Two injured Sillimanians said that the Silliman University Medical Center (SUMC) ‘ignored’ them in the emergency room after getting injured at SPEx, the all-university acquaintance party last July 10 at Hibbard Avenue.
Aily-an Luminario and Lyncon Claire Lasmarias, the two injured students, were in the middle of the partying crowd when a table collapsed. Lasmarias got a cut on her leg, while Luminario was pierced by a nail on her foot.
The Red Cross team was not there anymore, so both students, with their friends, went to the SUMC Emergency Room (ER), where their weight and blood pressure were taken.
They were then instructed to buy the anti-tetanus vaccine, but the victims and their friends did not have money.
They went to the ER cashier, but the cashier said that the students needed to call the Office of Student Services (OSS) for them to get their insurance and a refund processed by the office.
“Pila nami ka minutes naghulat didto, then nihawa na lang mi. Didto nami sa pharmacy,” said Luminario.
They can only afford the materials, not the anti-tetanus shots that cost Php1,300 per shot. They decided to clean the wounds by themselves and buy the medical supplies for cleaning wounds at Pharmacia Mamita, because their wounds were bleeding while waiting.
“Wala daw mi gi-entertain kay wala daw tung tambal. Asa mi mangita ug ing.ani nga kwarta?” said Lasmarias. “Ni hapdos naman gud ang samad… kami-kami ra ga taod.”
Kirk Philip Emperado, the Silliman University Student Government president, went to SUMC immediately after hearing about the incident around 11 p.m., but did not find them there. He saw the victims at Pharmacia Mamita.
“Gipahulat ra man daw sila. Ga-bleed na, pero gahulat ra sila, wala ra sila gitagad,” said Emperado. “I was disappointed that time. So I told them, ‘No. Let’s go back to SUMC.’”

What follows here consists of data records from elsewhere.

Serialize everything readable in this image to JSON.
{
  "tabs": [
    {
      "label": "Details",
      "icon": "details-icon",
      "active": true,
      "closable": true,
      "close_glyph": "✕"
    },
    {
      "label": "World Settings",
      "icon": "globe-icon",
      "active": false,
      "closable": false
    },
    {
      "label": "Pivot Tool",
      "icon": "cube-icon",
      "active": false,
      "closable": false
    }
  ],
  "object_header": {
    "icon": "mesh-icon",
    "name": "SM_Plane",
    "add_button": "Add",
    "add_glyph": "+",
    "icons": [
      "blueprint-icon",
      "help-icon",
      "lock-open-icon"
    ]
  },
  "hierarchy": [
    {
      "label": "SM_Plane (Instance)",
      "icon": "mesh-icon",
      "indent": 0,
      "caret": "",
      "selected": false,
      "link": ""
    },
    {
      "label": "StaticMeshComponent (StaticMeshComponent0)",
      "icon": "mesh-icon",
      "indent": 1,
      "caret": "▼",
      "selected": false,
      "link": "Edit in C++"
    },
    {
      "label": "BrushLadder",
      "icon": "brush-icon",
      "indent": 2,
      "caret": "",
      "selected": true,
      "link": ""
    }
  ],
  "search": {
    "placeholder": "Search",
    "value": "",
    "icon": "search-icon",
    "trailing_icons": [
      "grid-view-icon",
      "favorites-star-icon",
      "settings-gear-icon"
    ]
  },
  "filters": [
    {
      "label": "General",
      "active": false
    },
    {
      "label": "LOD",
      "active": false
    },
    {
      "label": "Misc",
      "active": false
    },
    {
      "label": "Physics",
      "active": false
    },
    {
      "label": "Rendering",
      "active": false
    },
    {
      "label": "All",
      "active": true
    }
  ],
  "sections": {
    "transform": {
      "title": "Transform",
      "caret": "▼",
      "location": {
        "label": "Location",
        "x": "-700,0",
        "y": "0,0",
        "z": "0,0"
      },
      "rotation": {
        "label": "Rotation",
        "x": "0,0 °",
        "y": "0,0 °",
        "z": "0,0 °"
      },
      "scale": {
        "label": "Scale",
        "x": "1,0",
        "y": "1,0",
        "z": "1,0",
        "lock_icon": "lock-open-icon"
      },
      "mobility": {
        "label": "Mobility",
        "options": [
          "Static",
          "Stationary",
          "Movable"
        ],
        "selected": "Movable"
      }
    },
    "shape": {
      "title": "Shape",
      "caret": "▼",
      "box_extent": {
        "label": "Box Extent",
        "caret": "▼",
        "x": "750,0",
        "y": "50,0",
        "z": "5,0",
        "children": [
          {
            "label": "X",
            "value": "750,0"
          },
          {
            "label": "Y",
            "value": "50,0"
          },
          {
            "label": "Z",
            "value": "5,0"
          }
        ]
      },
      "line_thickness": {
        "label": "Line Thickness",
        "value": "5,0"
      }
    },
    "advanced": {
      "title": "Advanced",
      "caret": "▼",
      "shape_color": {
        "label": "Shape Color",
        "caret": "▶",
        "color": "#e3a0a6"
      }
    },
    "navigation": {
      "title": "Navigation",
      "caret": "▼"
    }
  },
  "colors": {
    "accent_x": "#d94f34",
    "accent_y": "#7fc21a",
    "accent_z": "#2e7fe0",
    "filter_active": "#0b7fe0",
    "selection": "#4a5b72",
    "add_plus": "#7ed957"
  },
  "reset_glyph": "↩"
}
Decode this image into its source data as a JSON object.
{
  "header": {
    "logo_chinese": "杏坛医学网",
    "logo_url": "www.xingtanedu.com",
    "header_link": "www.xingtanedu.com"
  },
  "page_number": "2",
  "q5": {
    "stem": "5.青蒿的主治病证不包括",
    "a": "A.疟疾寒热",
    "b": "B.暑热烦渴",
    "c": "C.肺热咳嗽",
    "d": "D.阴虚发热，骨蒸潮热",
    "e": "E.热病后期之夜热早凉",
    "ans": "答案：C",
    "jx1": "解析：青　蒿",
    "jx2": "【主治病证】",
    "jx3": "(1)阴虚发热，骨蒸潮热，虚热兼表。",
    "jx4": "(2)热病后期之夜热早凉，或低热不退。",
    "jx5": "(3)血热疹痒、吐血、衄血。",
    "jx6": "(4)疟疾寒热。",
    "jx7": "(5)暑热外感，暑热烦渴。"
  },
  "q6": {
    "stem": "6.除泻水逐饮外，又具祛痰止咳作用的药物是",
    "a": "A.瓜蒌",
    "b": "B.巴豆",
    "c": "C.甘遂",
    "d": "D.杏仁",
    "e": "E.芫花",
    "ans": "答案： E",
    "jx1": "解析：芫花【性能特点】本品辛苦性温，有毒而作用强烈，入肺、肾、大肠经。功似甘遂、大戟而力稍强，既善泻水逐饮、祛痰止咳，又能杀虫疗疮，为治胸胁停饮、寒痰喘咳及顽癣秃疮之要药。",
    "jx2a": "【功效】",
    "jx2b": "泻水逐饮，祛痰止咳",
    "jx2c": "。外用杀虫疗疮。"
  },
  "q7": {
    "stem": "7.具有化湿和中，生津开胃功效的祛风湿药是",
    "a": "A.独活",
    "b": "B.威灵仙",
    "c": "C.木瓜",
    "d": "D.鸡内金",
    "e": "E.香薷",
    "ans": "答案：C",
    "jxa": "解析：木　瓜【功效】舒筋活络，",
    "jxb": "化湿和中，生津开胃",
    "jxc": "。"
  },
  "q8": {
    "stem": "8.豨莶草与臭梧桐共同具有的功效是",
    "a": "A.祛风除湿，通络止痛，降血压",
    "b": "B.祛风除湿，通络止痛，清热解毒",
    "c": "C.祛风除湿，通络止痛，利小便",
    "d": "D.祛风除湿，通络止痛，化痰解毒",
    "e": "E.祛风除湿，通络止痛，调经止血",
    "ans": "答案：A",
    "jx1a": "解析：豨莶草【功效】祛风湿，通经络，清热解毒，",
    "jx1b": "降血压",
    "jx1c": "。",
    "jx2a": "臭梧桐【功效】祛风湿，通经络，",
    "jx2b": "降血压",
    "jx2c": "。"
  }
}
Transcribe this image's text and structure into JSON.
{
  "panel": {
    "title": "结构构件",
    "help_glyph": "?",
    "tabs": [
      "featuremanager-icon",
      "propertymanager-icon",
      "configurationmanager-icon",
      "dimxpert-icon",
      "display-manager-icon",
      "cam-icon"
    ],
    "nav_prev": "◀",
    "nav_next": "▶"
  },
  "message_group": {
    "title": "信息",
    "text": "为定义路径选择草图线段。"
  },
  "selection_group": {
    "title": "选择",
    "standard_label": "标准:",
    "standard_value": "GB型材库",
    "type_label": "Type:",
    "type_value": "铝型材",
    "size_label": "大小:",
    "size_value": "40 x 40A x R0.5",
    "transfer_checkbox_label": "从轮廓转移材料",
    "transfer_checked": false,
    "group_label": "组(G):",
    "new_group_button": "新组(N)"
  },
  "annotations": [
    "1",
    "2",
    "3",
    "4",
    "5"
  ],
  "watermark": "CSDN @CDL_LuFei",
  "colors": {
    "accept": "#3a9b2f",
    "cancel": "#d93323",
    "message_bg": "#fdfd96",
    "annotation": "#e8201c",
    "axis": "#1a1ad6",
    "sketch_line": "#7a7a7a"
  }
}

Emperado questioned the ER cashier why the victims were neglected when they brought their validated IDs.
The ER cashier said that the students lacked the other requirements they were looking for.
Emperado called Christy Destor, the OSS liaison officer. The two were given the anti-tetanus shots and their wounds were treated.
SUMC: They were not ignored
Dr. Benjamin Ong, the SUMC resident ER surgeon, said that the patients were assessed and given surgical care right away.
“After the patients were endorsed to me, I did what we usually do with the patients in the ER. I saw the patient and assessed their wounds and the severity of the injuries that time. I then explained the assessments and enumerated the surgical plans that night,” Ong said.
Ong said that they planned to dress the wounds and give tetanus shot and oral antibiotics.
While the ER personnel were preparing the materials, one of the students who were with Luminario and Lasmarias dressed the wounds without their knowledge.
“We have our own methods of doing the dressing. I’m not saying that the student’s dressing is not right, but we want to do the treatment ourselves,” Ong said.
Luminario said that Jany Macias and Lance Pellejo, sophomore Medical Technology students, cleaned and dressed their wounds.
For these cases, students need to secure a Letter of Authority (LOA) slip, issued by the university with Student Services OIC Dean Edna Gladys Calingacion’s signature.
But at irregular hours, students may call Christy Destor to process the insurances of the students.
“[SUMC] has my number. The ER outgoing cashier at that time told them to get my number at window three because it was on the screen or on the table,” said Destor.
Rodgie Lim, the ER cashier that time, told Destor that the students were “facilitated and given prescription.”
“Mr. Lim instructed them to ask for my cellphone number at window three, so they can call me. According to Lim, when the instruction was given, they were mumbling and murmuring about their service and did not follow such instructions,” said Destor.
Dr. Roberto Montebon, the SUMC president, suggested that insurance should be taken out on events, so that any medical expenses will not be an issue between the medical center and patients.
“We wish that the charges beyond the hospitalization plan will be covered by Silliman University on these kinds of events,” Montebon said.
Some SUMC benefits for Sillimanians are annual free physical examination, medical and surgical services and consultations, among others.
By: Andrea Dawn E. Boycillo and Babe Jocelie Isaga